THE CURE FOR MODERN LIFE by Lisa Tucker
was driving in Philadelphia one night when I saw a young boy, holding a
small child, standing on a bridge. I slowed down long enough to realize
that their mother was with them, a few steps ahead, yelling for them to
hurry, but I wondered what I would have done if they really had been
alone. Would I have stopped to help them? Maybe they were walking to a
homeless shelter; it was a very cold night. Would I have given them a
ride—or money—or something—or would I have been too afraid?
From this personal dilemma, the novel was born.
When I created Matthew Connelly, I wanted him to be the kind of person
who would never help a homeless kid. I made him rich, self-involved, and
deeply cynical. That he also turned out to be funny was a surprise to
me. I didn’t expect to laugh as Matthew explained why you can’t trust
people like Danny, the ten-year-old boy in my novel who needs help for
his three-year-old sister, Isabelle. Of course Matthew turns out to be
wrong about Danny, though the boy certainly does disrupt Matthew’s
carefully ordered world. The relationship between the two of them is at
the heart of the story, and was one of my favorite parts to write.
As the novel progressed, the central question of “Would you do the right
thing?” led to other ethical questions—and other characters. Though
Matthew mentions Amelia on the first page, I didn’t realize that she
would be a narrator until she started talking, telling me the history of
her relationship with Matthew and her reasons for disliking the man she
thinks he has become in the last twelve years. Amelia detests what she
sees as the “sleazy business practices” of the pharmaceutical industry
and specifically of Astor-Denning, the drug company where Matthew is a
VP. She chose her job writing about medical ethics the same way she has
chosen everything in her life—because she wants to be a good person.
Matthew thinks she is naïve. She thinks he’s corrupt. Danny thinks both
of them are incredibly lucky because they have warm houses and thick
coats and enough money that they never have to worry about where their
next meal is coming from.
All of my books have touched on the topic of what it’s like to be poor
in America, and in The Cure for Modern Life, I explore this not only
through Danny and his family, but also through Matthew, who grew up poor
and has been driven for the last twenty years to make something of
himself.
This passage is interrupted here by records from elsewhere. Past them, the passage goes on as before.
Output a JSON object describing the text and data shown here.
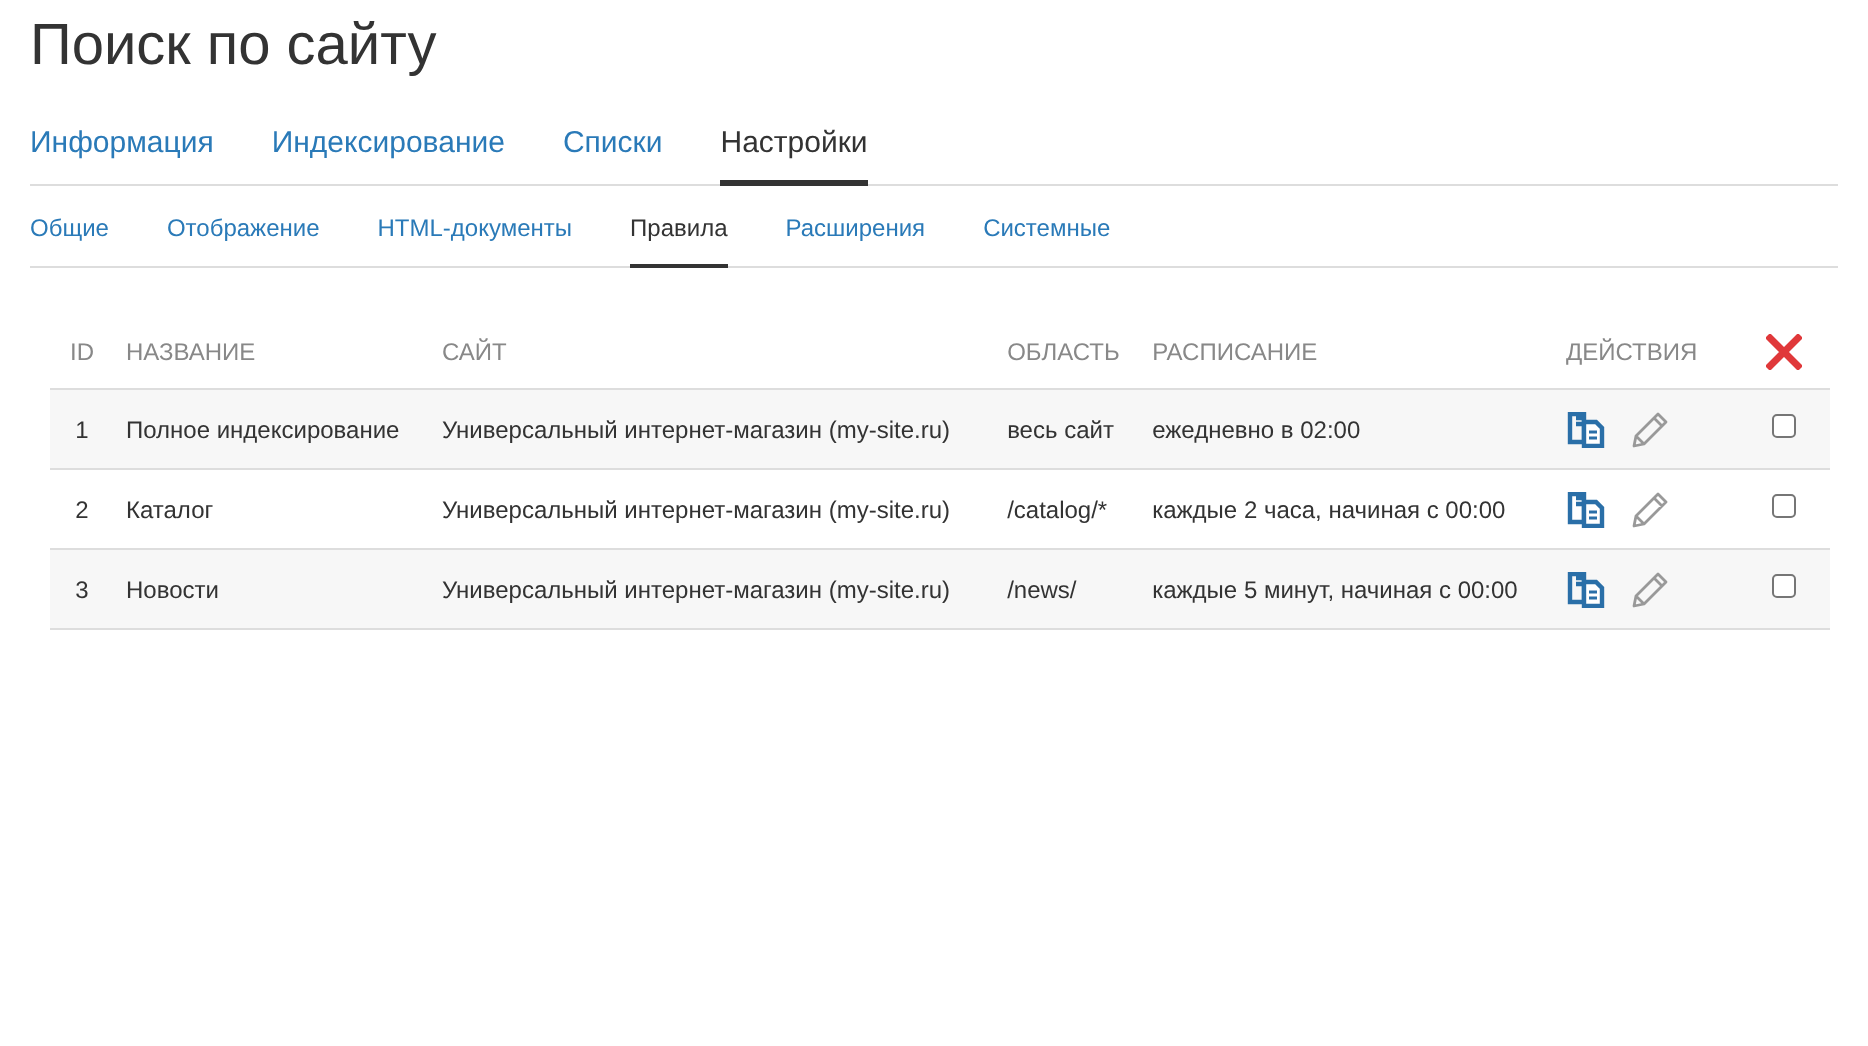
{
  "title": "Поиск по сайту",
  "tabs": [
    {
      "label": "Информация",
      "selected": false
    },
    {
      "label": "Индексирование",
      "selected": false
    },
    {
      "label": "Списки",
      "selected": false
    },
    {
      "label": "Настройки",
      "selected": true
    }
  ],
  "subtabs": [
    {
      "label": "Общие",
      "selected": false
    },
    {
      "label": "Отображение",
      "selected": false
    },
    {
      "label": "HTML-документы",
      "selected": false
    },
    {
      "label": "Правила",
      "selected": true
    },
    {
      "label": "Расширения",
      "selected": false
    },
    {
      "label": "Системные",
      "selected": false
    }
  ],
  "table": {
    "columns": [
      "ID",
      "НАЗВАНИЕ",
      "САЙТ",
      "ОБЛАСТЬ",
      "РАСПИСАНИЕ",
      "ДЕЙСТВИЯ"
    ],
    "rows": [
      {
        "id": "1",
        "name": "Полное индексирование",
        "site": "Универсальный интернет-магазин (my-site.ru)",
        "area": "весь сайт",
        "schedule": "ежедневно в 02:00",
        "checked": false
      },
      {
        "id": "2",
        "name": "Каталог",
        "site": "Универсальный интернет-магазин (my-site.ru)",
        "area": "/catalog/*",
        "schedule": "каждые 2 часа, начиная с 00:00",
        "checked": false
      },
      {
        "id": "3",
        "name": "Новости",
        "site": "Универсальный интернет-магазин (my-site.ru)",
        "area": "/news/",
        "schedule": "каждые 5 минут, начиная с 00:00",
        "checked": false
      }
    ]
  }
}
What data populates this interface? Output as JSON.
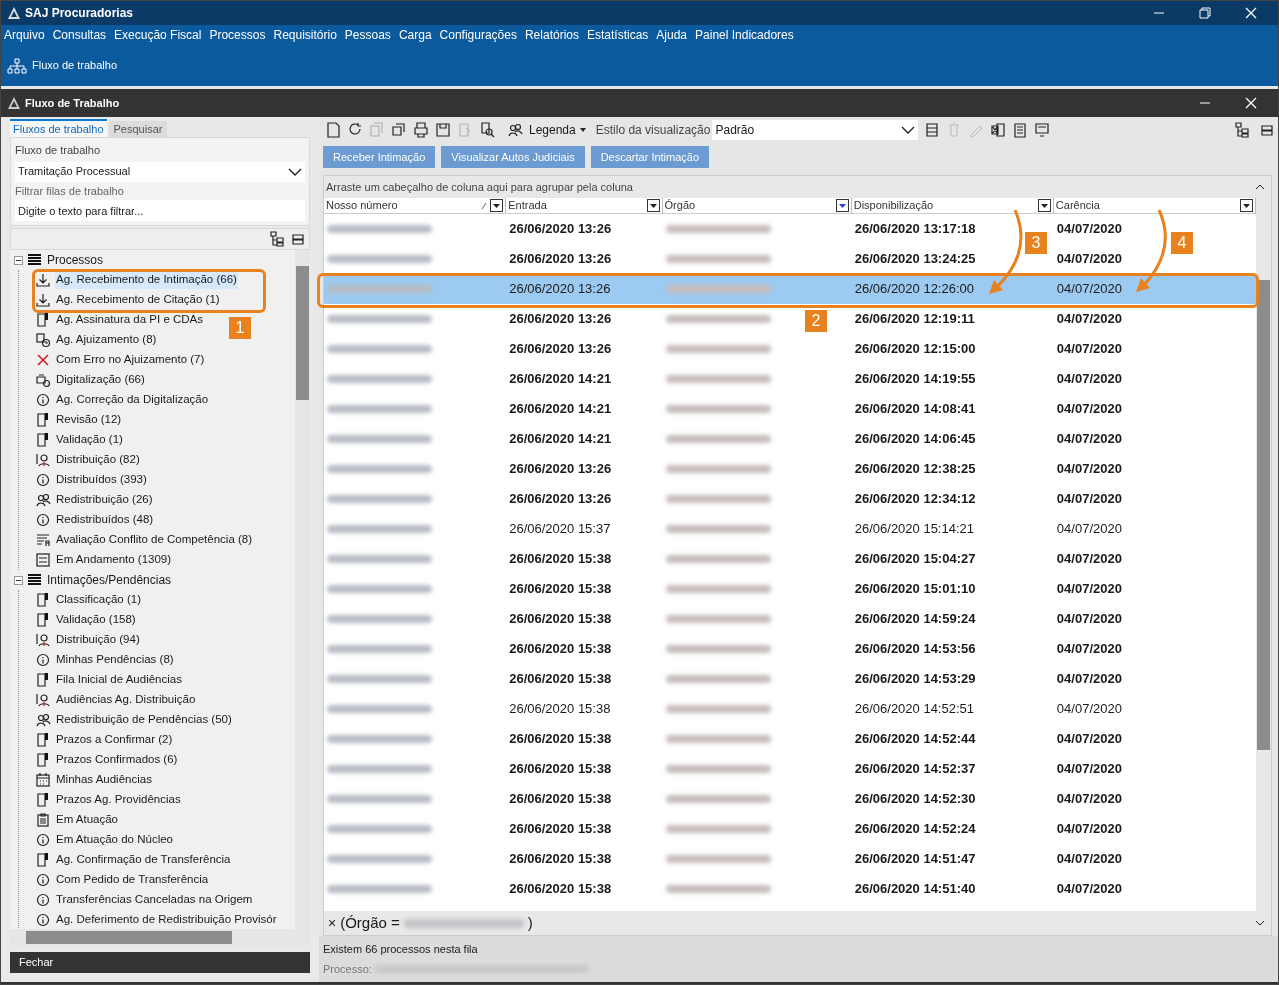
{
  "app_title": "SAJ Procuradorias",
  "menu": [
    "Arquivo",
    "Consultas",
    "Execução Fiscal",
    "Processos",
    "Requisitório",
    "Pessoas",
    "Carga",
    "Configurações",
    "Relatórios",
    "Estatísticas",
    "Ajuda",
    "Painel Indicadores"
  ],
  "ribbon": {
    "label": "Fluxo de trabalho"
  },
  "window": {
    "title": "Fluxo de Trabalho"
  },
  "left_tabs": [
    {
      "label": "Fluxos de trabalho",
      "selected": true
    },
    {
      "label": "Pesquisar",
      "selected": false
    }
  ],
  "workflow": {
    "label": "Fluxo de trabalho",
    "value": "Tramitação Processual"
  },
  "filter": {
    "label": "Filtrar filas de trabalho",
    "placeholder": "Digite o texto para filtrar..."
  },
  "tree": [
    {
      "label": "Processos",
      "kind": "stack",
      "expanded": true,
      "children": [
        {
          "label": "Ag. Recebimento de Intimação (66)",
          "kind": "download",
          "selected": true
        },
        {
          "label": "Ag. Recebimento de Citação (1)",
          "kind": "download",
          "selected": false
        },
        {
          "label": "Ag. Assinatura da PI e CDAs",
          "kind": "doc",
          "selected": false
        },
        {
          "label": "Ag. Ajuizamento (8)",
          "kind": "clock",
          "selected": false
        },
        {
          "label": "Com Erro no Ajuizamento (7)",
          "kind": "error",
          "selected": false
        },
        {
          "label": "Digitalização (66)",
          "kind": "scan",
          "selected": false
        },
        {
          "label": "Ag. Correção da Digitalização",
          "kind": "info",
          "selected": false
        },
        {
          "label": "Revisão (12)",
          "kind": "doc",
          "selected": false
        },
        {
          "label": "Validação (1)",
          "kind": "doc",
          "selected": false
        },
        {
          "label": "Distribuição (82)",
          "kind": "person",
          "selected": false
        },
        {
          "label": "Distribuídos (393)",
          "kind": "info",
          "selected": false
        },
        {
          "label": "Redistribuição (26)",
          "kind": "people",
          "selected": false
        },
        {
          "label": "Redistribuídos (48)",
          "kind": "info",
          "selected": false
        },
        {
          "label": "Avaliação Conflito de Competência (8)",
          "kind": "lines",
          "selected": false
        },
        {
          "label": "Em Andamento (1309)",
          "kind": "form",
          "selected": false
        }
      ]
    },
    {
      "label": "Intimações/Pendências",
      "kind": "stack",
      "expanded": true,
      "children": [
        {
          "label": "Classificação (1)",
          "kind": "doc",
          "selected": false
        },
        {
          "label": "Validação (158)",
          "kind": "doc",
          "selected": false
        },
        {
          "label": "Distribuição (94)",
          "kind": "person",
          "selected": false
        },
        {
          "label": "Minhas Pendências (8)",
          "kind": "info",
          "selected": false
        },
        {
          "label": "Fila Inicial de Audiências",
          "kind": "doc",
          "selected": false
        },
        {
          "label": "Audiências Ag. Distribuição",
          "kind": "person",
          "selected": false
        },
        {
          "label": "Redistribuição de Pendências (50)",
          "kind": "people",
          "selected": false
        },
        {
          "label": "Prazos a Confirmar (2)",
          "kind": "doc",
          "selected": false
        },
        {
          "label": "Prazos Confirmados (6)",
          "kind": "doc",
          "selected": false
        },
        {
          "label": "Minhas Audiências",
          "kind": "calendar",
          "selected": false
        },
        {
          "label": "Prazos Ag. Providências",
          "kind": "doc",
          "selected": false
        },
        {
          "label": "Em Atuação",
          "kind": "clipboard",
          "selected": false
        },
        {
          "label": "Em Atuação do Núcleo",
          "kind": "info",
          "selected": false
        },
        {
          "label": "Ag. Confirmação de Transferência",
          "kind": "doc",
          "selected": false
        },
        {
          "label": "Com Pedido de Transferência",
          "kind": "info",
          "selected": false
        },
        {
          "label": "Transferências Canceladas na Origem",
          "kind": "info",
          "selected": false
        },
        {
          "label": "Ag. Deferimento de Redistribuição Provisór",
          "kind": "info",
          "selected": false
        }
      ]
    }
  ],
  "close_button": "Fechar",
  "toolbar": {
    "legend": "Legenda",
    "style_label": "Estilo da visualização",
    "style_value": "Padrão"
  },
  "actions": [
    "Receber Intimação",
    "Visualizar Autos Judiciais",
    "Descartar Intimação"
  ],
  "group_hint": "Arraste um cabeçalho de coluna aqui para agrupar pela coluna",
  "columns": [
    "Nosso número",
    "Entrada",
    "Órgão",
    "Disponibilização",
    "Carência"
  ],
  "rows": [
    {
      "entrada": "26/06/2020 13:26",
      "disponibilizacao": "26/06/2020 13:17:18",
      "carencia": "04/07/2020",
      "unread": true,
      "selected": false
    },
    {
      "entrada": "26/06/2020 13:26",
      "disponibilizacao": "26/06/2020 13:24:25",
      "carencia": "04/07/2020",
      "unread": true,
      "selected": false
    },
    {
      "entrada": "26/06/2020 13:26",
      "disponibilizacao": "26/06/2020 12:26:00",
      "carencia": "04/07/2020",
      "unread": false,
      "selected": true
    },
    {
      "entrada": "26/06/2020 13:26",
      "disponibilizacao": "26/06/2020 12:19:11",
      "carencia": "04/07/2020",
      "unread": true,
      "selected": false
    },
    {
      "entrada": "26/06/2020 13:26",
      "disponibilizacao": "26/06/2020 12:15:00",
      "carencia": "04/07/2020",
      "unread": true,
      "selected": false
    },
    {
      "entrada": "26/06/2020 14:21",
      "disponibilizacao": "26/06/2020 14:19:55",
      "carencia": "04/07/2020",
      "unread": true,
      "selected": false
    },
    {
      "entrada": "26/06/2020 14:21",
      "disponibilizacao": "26/06/2020 14:08:41",
      "carencia": "04/07/2020",
      "unread": true,
      "selected": false
    },
    {
      "entrada": "26/06/2020 14:21",
      "disponibilizacao": "26/06/2020 14:06:45",
      "carencia": "04/07/2020",
      "unread": true,
      "selected": false
    },
    {
      "entrada": "26/06/2020 13:26",
      "disponibilizacao": "26/06/2020 12:38:25",
      "carencia": "04/07/2020",
      "unread": true,
      "selected": false
    },
    {
      "entrada": "26/06/2020 13:26",
      "disponibilizacao": "26/06/2020 12:34:12",
      "carencia": "04/07/2020",
      "unread": true,
      "selected": false
    },
    {
      "entrada": "26/06/2020 15:37",
      "disponibilizacao": "26/06/2020 15:14:21",
      "carencia": "04/07/2020",
      "unread": false,
      "selected": false
    },
    {
      "entrada": "26/06/2020 15:38",
      "disponibilizacao": "26/06/2020 15:04:27",
      "carencia": "04/07/2020",
      "unread": true,
      "selected": false
    },
    {
      "entrada": "26/06/2020 15:38",
      "disponibilizacao": "26/06/2020 15:01:10",
      "carencia": "04/07/2020",
      "unread": true,
      "selected": false
    },
    {
      "entrada": "26/06/2020 15:38",
      "disponibilizacao": "26/06/2020 14:59:24",
      "carencia": "04/07/2020",
      "unread": true,
      "selected": false
    },
    {
      "entrada": "26/06/2020 15:38",
      "disponibilizacao": "26/06/2020 14:53:56",
      "carencia": "04/07/2020",
      "unread": true,
      "selected": false
    },
    {
      "entrada": "26/06/2020 15:38",
      "disponibilizacao": "26/06/2020 14:53:29",
      "carencia": "04/07/2020",
      "unread": true,
      "selected": false
    },
    {
      "entrada": "26/06/2020 15:38",
      "disponibilizacao": "26/06/2020 14:52:51",
      "carencia": "04/07/2020",
      "unread": false,
      "selected": false
    },
    {
      "entrada": "26/06/2020 15:38",
      "disponibilizacao": "26/06/2020 14:52:44",
      "carencia": "04/07/2020",
      "unread": true,
      "selected": false
    },
    {
      "entrada": "26/06/2020 15:38",
      "disponibilizacao": "26/06/2020 14:52:37",
      "carencia": "04/07/2020",
      "unread": true,
      "selected": false
    },
    {
      "entrada": "26/06/2020 15:38",
      "disponibilizacao": "26/06/2020 14:52:30",
      "carencia": "04/07/2020",
      "unread": true,
      "selected": false
    },
    {
      "entrada": "26/06/2020 15:38",
      "disponibilizacao": "26/06/2020 14:52:24",
      "carencia": "04/07/2020",
      "unread": true,
      "selected": false
    },
    {
      "entrada": "26/06/2020 15:38",
      "disponibilizacao": "26/06/2020 14:51:47",
      "carencia": "04/07/2020",
      "unread": true,
      "selected": false
    },
    {
      "entrada": "26/06/2020 15:38",
      "disponibilizacao": "26/06/2020 14:51:40",
      "carencia": "04/07/2020",
      "unread": true,
      "selected": false
    }
  ],
  "filter_bar": {
    "close": "×",
    "text_start": "(Órgão =",
    "text_end": ")"
  },
  "status": {
    "count": "Existem 66 processos nesta fila",
    "process_label": "Processo:"
  },
  "annotations": [
    "1",
    "2",
    "3",
    "4"
  ]
}
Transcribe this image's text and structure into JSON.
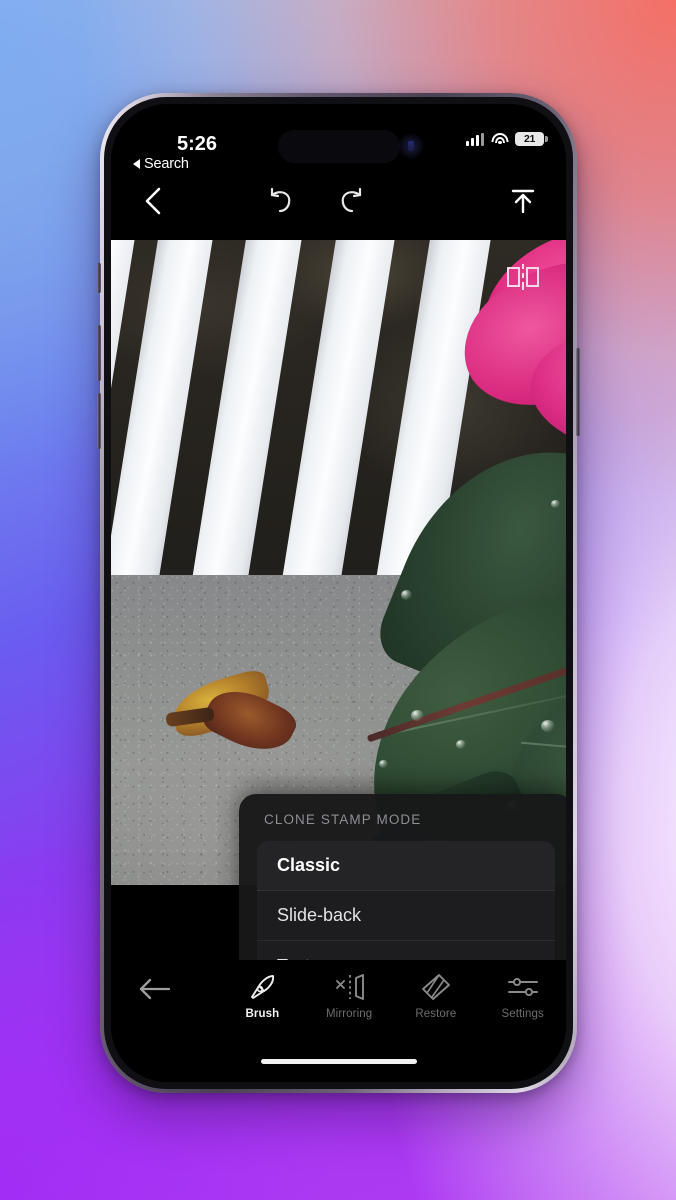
{
  "background": {
    "name": "gradient-wallpaper",
    "colors": {
      "top_left": "#8fb0e8",
      "top_right": "#f8776a",
      "mid_left": "#6a6cf0",
      "bottom_left": "#a32cf5",
      "bottom_right": "#f6f0fb"
    }
  },
  "device": {
    "name": "iPhone 14 Pro",
    "frame_color": "#5a5065"
  },
  "status_bar": {
    "back_label": "Search",
    "back_icon": "triangle-left-icon",
    "time": "5:26",
    "cellular_icon": "signal-bars-icon",
    "wifi_icon": "wifi-icon",
    "battery_icon": "battery-icon",
    "battery_level": "21"
  },
  "top_toolbar": {
    "back_icon": "chevron-left-icon",
    "back_label": "Back",
    "undo_icon": "undo-arrow-icon",
    "undo_label": "Undo",
    "redo_icon": "redo-arrow-icon",
    "redo_label": "Redo",
    "export_icon": "export-upload-icon",
    "export_label": "Export"
  },
  "photo": {
    "name": "rose-and-white-fence-photo",
    "description": "Pink rose with wet green leaves beside a white picket fence on concrete",
    "overlay_flip_icon": "mirror-flip-icon",
    "brush_dial_icon": "brush-size-dial-icon"
  },
  "clone_dialog": {
    "title": "CLONE STAMP MODE",
    "selected": "Classic",
    "options": [
      {
        "label": "Classic",
        "selected": true
      },
      {
        "label": "Slide-back",
        "selected": false
      },
      {
        "label": "Texture",
        "selected": false
      }
    ]
  },
  "bottom_toolbar": {
    "back_icon": "arrow-left-icon",
    "back_label": "Back",
    "active_tab": "Brush",
    "tabs": [
      {
        "label": "Brush",
        "icon": "brush-icon",
        "active": true
      },
      {
        "label": "Mirroring",
        "icon": "mirroring-icon",
        "active": false
      },
      {
        "label": "Restore",
        "icon": "restore-eraser-icon",
        "active": false
      },
      {
        "label": "Settings",
        "icon": "sliders-settings-icon",
        "active": false
      }
    ],
    "home_indicator": "home-indicator"
  }
}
Both Matthew and his best friend Ben, a brilliant scientist,
also lost their fathers at an early age, and this is another central
theme in all my work: the legacy of a troubled family and specifically,
what it means to be a good parent. Matthew and Ben will both have to
confront the question of what becoming a father means to them, while
Danny, fatherless for his entire life, has already taken on the
responsibility of being the primary caregiver for his little sister. I
am always fascinated by the tenacity of bonds between siblings—no doubt
because my own sister has been such a central figure in my life.
The importance of place in a story is something I never lose sight of:
place being more than just a setting for the action, but a determining
factor in who the characters are and how they live. This is my first
book set in Philadelphia, my adopted city, where I went to college and
grad school, where I taught for almost a decade, and where my son was
born. I love this city. It’s such a wonderfully diverse place; it’s also
home to many pharmaceutical companies and some really brilliant people
who work in scientific research. Like Matthew, I came here trying to
make something of myself and stayed here because it felt like home.
Finally, music, which has played a role in all my novels, also plays a
small but key role here, as both a means of communication and even an
aid to memory. I might as well confess that, like Danny, I adore my iPod.
That little device has gotten me through some very tough situations.
Having music available at all times, anywhere, is truly an amazing gift.
The book is about taking responsibility, caring about others, and what
it means to do the right thing—but it is also about the complexities of
living in the twenty-first century, when we often feel like we can
barely handle our own problems and it’s rarely clear what the right
thing is, much less how to go about doing it. So is there a “cure for
modern life” in this novel? All I will say is that by the end of the
book, Matthew and Amelia and Danny and even Ben have figured out what
they want most in life. They’ve discovered that stopping on a bridge for
a stranger can lead you to make choices that you’ve forgotten you had.
They’ve each learned that sometimes, the right thing is right in front
of you, if only you care enough to look.
Maybe the epigraph expresses it best. The novel is peppered with quotes
from children’s books, both because Danny and Isabelle are so important
to the story and because children’s books have always been concerned
with ethical issues like how to be a good person. The epigraph is from
The Lorax, one of my son’s favorite Dr. Seuss books: UNLESS someone like
you, cares a whole awful lot, nothing is going to get better. It’s not.
So the “cure” is within each one of us, according to Dr. Seuss. We all
have to care “a whole awful lot.” Sounds like an excellent place to
start. I won’t even try to top that.